- Performance: whilst there are many ways to underperform, or to miss requirements, delivery of an over-performing system is not always an advantage.
- And what about reputation? Arguably, the negative impact of under-delivery is usually greater than the positive reputational impact of over-delivery.
Opportunities should not simply be that threats don’t happen
In any case, it does not seem to be a useful application of opportunity management to populate the risk register simply with opportunities that threats/problems don’t happen.
Playing devil’s advocate, as I have above, is not useful without some suggestions as to how we may practically use the opportunity management side of the process. After all, it is hard to argue that advantage may not be gained from rigorous opportunity management. It is therefore important to examine where this leaves us practically.
The new 6th edition of the Guide to the Project Management Body of Knowledge (PMBOK6), points the way forward. The preamble to the Risk Management knowledge area points out that all forms of project risk should be considered. This extends not only to ‘event’ (yes/ no) risks, but also to other project ‘uncertainties’ such as variability and ambiguity, and other uncertainties such as estimating uncertainty.
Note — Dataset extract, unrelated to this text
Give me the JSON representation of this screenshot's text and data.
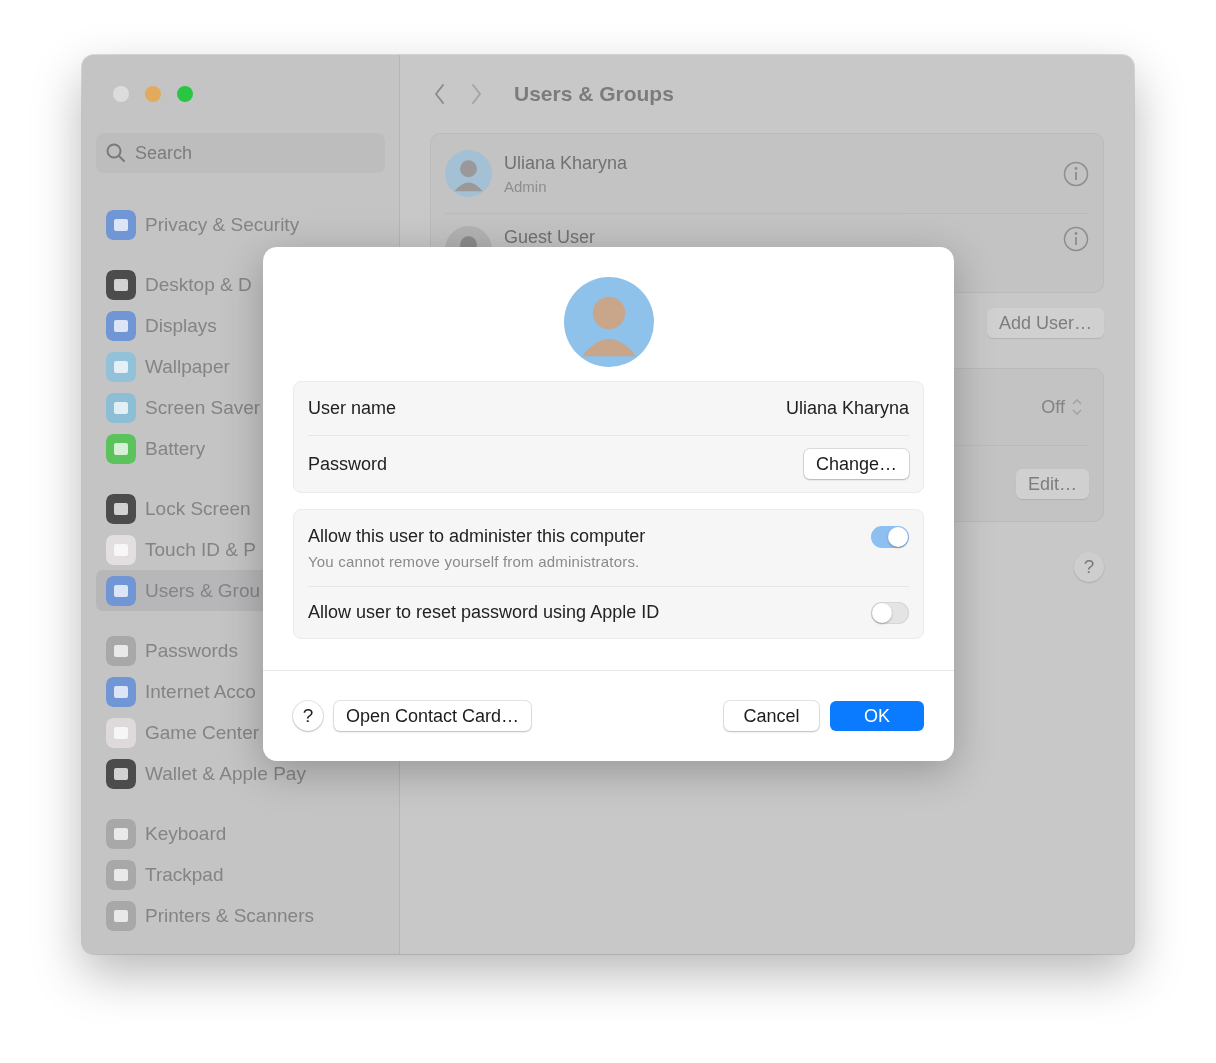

It also points out that risk management must extend beyond the project, to risks to the delivery of projected business benefits, and ultimate achievement of organisational strategic goals.
This starts substantially in the identification of risks. A common challenge faced by project risk facilitators is that, at first pass, sometimes very few of the identified ‘threats’ may actually be risks in an event, yes/ no, risk register sense. We may see sources of risk (‘we are using a new technology’), categories of risk (‘contractor’), questions (‘are we translating into Spanish?’), actions (‘we must check compatibility’), constraints (‘all staff must have level 2 clearance’), estimating uncertainties (‘we do not know the competence of the client project manager’). Of course none of these can be entered into the risk register as they are. They are not yes/ no events, and cannot therefore be assigned a probability, impact and priority.
In a practical sense, however, these may all point to types of uncertainty, and must be addressed. Typically this involves the risk process facilitator taking everything raised during the risk identification process, probing into these where necessary, and appropriately processing all these uncertainties. For example: ‘all staff must have level 2 clearance’: were there problems on previous projects? ‘contractors’: what contractor problems do you foresee? ‘new technology’: what potential problems flow from this? And even if these do not all lead to yes/ no threats, other areas of uncertainty will be identified, which should be appropriately managed.
The same must go for opportunities
To be useful, a similarly broad view must be taken of opportunity: as with threats, these do not exist simply as yes/ no events. The risk facilitator must provide a creative environment in which participants can bring specialist knowledge to all the areas of the project that may allow us to leverage opportunity. And, similarly to the identification of threats, ‘non-event’ opportunities should have the opportunity to emerge. ‘We are using new technology’: could this be a competitive advantage? ‘All staff must have level 2 clearance’: would the client pay more if we provide level 3 cleared staff? ‘Are we translating into Spanish?’: would it be worthwhile thinking about other language versions for additional markets?
Of course the question arises as to the extent to which the project team is responsible for the leverage of ‘business benefits’, however it would be a mistake to limit the ‘project risk’ process to simply identifying direct project risks, (or indeed, unimaginatively, threats and associated opportunities that threats don’t materialise). Only by ensuring that project threats and opportunities are consolidated under the bigger picture of business case and the project’s projected contribution to company strategic objectives, can the organisation be sure that the project risks are properly understood and managed.
Interested in extending your risk management knowledge? Take a look at Project Risk Management